There are a million reasons to love the Florida Gulf Coast basketball story, of course. The Eagles are the first 15-seed ever to reach the Sweet 16 of the NCAA Tournament. That, all alone, is awesome enough. But on their way to history, the team has already set some kind of record for most ridiculous alley-oop dunks, crazy celebrations and free-for-all fast breaks. The players, without exception, were passed by the big schools. The campus is on the beach. It's a movie, that's what it is.
And the coach, Andy Enfield, is the George Clooney character in that movie. Guy's some kind of entrepreneur -- the details have been somewhat erratic but we know he was on the ground floor of a successful technology company. This was after he held lacrosse camps. Yeah, lacrosse. He gained some fame around basketball as a shot doctor (Who better? He made a NCAA Division III record 92.5% of his free throws while playing at Johns Hopkins). He's also married to a former Maxim model.

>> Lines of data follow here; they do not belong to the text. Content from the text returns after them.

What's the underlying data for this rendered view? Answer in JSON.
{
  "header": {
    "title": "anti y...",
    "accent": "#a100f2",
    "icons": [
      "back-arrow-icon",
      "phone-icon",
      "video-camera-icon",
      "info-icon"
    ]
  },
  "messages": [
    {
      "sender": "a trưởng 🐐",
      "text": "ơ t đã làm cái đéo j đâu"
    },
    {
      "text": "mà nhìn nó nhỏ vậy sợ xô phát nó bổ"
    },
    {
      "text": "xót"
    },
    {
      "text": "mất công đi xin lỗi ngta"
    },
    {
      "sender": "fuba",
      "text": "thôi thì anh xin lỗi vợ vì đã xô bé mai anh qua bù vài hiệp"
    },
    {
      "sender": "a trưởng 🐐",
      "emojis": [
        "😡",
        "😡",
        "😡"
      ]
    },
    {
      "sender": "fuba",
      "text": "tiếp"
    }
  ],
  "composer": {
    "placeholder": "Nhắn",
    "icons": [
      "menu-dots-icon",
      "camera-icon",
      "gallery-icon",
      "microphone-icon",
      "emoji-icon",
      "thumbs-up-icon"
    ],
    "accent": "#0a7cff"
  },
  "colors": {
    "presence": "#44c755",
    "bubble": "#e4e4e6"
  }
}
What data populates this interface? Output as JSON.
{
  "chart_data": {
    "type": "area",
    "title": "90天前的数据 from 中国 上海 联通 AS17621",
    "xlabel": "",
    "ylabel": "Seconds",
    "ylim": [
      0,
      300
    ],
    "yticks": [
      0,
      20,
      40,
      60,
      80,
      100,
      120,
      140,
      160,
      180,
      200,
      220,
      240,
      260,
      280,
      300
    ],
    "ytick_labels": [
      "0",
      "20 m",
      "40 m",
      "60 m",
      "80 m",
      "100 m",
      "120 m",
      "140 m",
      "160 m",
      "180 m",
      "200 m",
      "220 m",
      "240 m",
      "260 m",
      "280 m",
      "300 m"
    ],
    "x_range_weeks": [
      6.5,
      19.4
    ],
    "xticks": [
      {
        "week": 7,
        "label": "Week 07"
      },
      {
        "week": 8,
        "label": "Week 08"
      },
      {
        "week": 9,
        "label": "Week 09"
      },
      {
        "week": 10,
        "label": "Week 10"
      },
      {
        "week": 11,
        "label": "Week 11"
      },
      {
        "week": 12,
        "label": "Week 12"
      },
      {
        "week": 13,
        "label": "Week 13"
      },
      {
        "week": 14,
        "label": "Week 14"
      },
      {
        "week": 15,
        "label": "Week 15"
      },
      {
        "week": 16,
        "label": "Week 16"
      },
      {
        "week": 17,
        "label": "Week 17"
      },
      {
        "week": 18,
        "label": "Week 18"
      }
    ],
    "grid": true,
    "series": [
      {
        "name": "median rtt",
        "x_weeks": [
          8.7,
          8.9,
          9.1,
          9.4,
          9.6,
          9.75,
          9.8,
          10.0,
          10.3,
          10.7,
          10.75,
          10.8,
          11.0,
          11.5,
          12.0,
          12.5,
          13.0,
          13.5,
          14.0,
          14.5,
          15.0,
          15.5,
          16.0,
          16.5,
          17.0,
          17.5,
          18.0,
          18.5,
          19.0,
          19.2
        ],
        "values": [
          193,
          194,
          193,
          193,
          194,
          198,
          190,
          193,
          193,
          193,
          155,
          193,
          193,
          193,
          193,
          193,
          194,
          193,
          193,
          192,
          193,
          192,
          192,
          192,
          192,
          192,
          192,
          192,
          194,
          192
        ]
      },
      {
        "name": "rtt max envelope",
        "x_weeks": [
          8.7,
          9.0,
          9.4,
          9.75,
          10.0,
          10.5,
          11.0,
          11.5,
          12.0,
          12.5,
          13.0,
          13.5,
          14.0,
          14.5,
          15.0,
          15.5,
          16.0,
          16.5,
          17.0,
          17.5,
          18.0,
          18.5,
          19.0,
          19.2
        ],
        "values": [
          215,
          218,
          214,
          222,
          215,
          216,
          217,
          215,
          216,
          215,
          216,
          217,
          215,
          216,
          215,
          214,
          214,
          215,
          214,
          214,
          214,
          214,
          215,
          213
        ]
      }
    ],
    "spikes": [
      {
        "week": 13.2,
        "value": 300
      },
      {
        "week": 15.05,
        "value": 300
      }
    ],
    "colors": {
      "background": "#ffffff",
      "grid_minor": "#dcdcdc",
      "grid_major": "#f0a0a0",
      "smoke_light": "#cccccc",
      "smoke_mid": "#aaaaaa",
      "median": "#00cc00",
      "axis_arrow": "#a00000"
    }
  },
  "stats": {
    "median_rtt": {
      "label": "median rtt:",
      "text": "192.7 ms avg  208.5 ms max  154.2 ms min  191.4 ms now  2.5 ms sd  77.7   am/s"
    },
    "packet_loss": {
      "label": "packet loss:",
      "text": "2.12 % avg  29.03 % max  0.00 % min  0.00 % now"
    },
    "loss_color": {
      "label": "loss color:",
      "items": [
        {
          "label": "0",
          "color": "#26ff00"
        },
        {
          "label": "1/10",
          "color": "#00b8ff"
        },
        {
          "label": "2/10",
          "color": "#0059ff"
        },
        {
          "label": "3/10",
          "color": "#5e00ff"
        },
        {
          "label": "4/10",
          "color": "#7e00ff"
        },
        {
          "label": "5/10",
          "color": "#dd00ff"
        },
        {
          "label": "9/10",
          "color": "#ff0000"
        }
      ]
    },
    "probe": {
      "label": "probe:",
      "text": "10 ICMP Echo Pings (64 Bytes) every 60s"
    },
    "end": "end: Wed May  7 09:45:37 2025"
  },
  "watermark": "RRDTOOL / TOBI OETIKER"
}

A million reasons? There might be more than a million reasons to love FGCU.
Even the abbreviation: FGCU.
But there's something simple about the FGCU Eagles that might be my favorite thing -- something that my friend Seth Davis touched upon on television. They play free. It's a beautiful thing to watch. They are not choked by constant play calling. They are not frozen looking back at the bench for instruction. They are not programmed like garage door openers to do one thing and one thing and always one thing, never straying, never faltering, never changing.
That small thing -- let them play -- has been pushed out of the game, a bit more every year.
Who PLAYS big-time sports anymore? With few exceptions, quarterbacks don't call their own plays (Is there anything in college football more irritating than the quarterback getting under center, barking out a few signals, and then backing off as he and the other 10 guys on offense look to the sideline to see what they're supposed to do next?). Middle linebackers don't choose the defensive alignments. Catchers have mostly stopped calling pitches. Bench coaches tell the outfielders where to stand.
Many college basketball teams look exactly the same, year after year, because it is the system, not the players' individual talents, that guides the seasons.
This trend has been constant throughout sports. And, it has to be said: They have certainly lifted the quality of our games. A swing coach can see things the golfer cannot. A mental coach can help a tennis player deal better with the key points. A coordinator, looking down on the field from high above, can see things players on the field could never see. And a basketball coach, standing on the sideline, a coach who has watched thousands of basketball games can undeniably read the court and sense the moment and isolate opponents' weaknesses in ways that a 19-year-old never could.
That coach's team won the game. Overcoaching can work. There's no doubt about it.
But my question is different: Isn't there a place in between? Isn't there a way to coach the game without strangling it? Isn't there a way to teach the players how to move on offense, how to help on defense, how to play basketball and at the same time unshackle those players, let them make their own calls and own mistakes while also allowing them to create their own brilliance?
Maybe, at big time programs, there isn't that place in between. Maybe the reason Florida Gulf Coast plays so loose and so free is because there are no expectations weighing them down, no pressures to give them pause, nobody to tell them to slow down and be careful. Maybe. But isn't it fun? Sure, it's a lot more fun because Florida Gulf Coast is winning -- it probably wasn't as much fun when the Eagles lost to Lipscomb. Twice.
Then again: It probably WAS fun when they lost to Lipscomb. They were college kids playing like college kids -- full of all the jubilation and confusion and happiness and self doubt and moodiness of college. That's what stands out about this team. So many of these games, especially in the final minutes, it is suffocating. It is like -- well, it's like being in an office, with a boss standing over your shoulder, second guessing every move, pointing out different possibilities, grumbling when you do something wrong.
What's fun about that? No, I don't believe every college basketball team in America should be like Florida Gulf Coast. I do believe that every college basketball team in America could use just a little infusion of Florida Gulf Coast.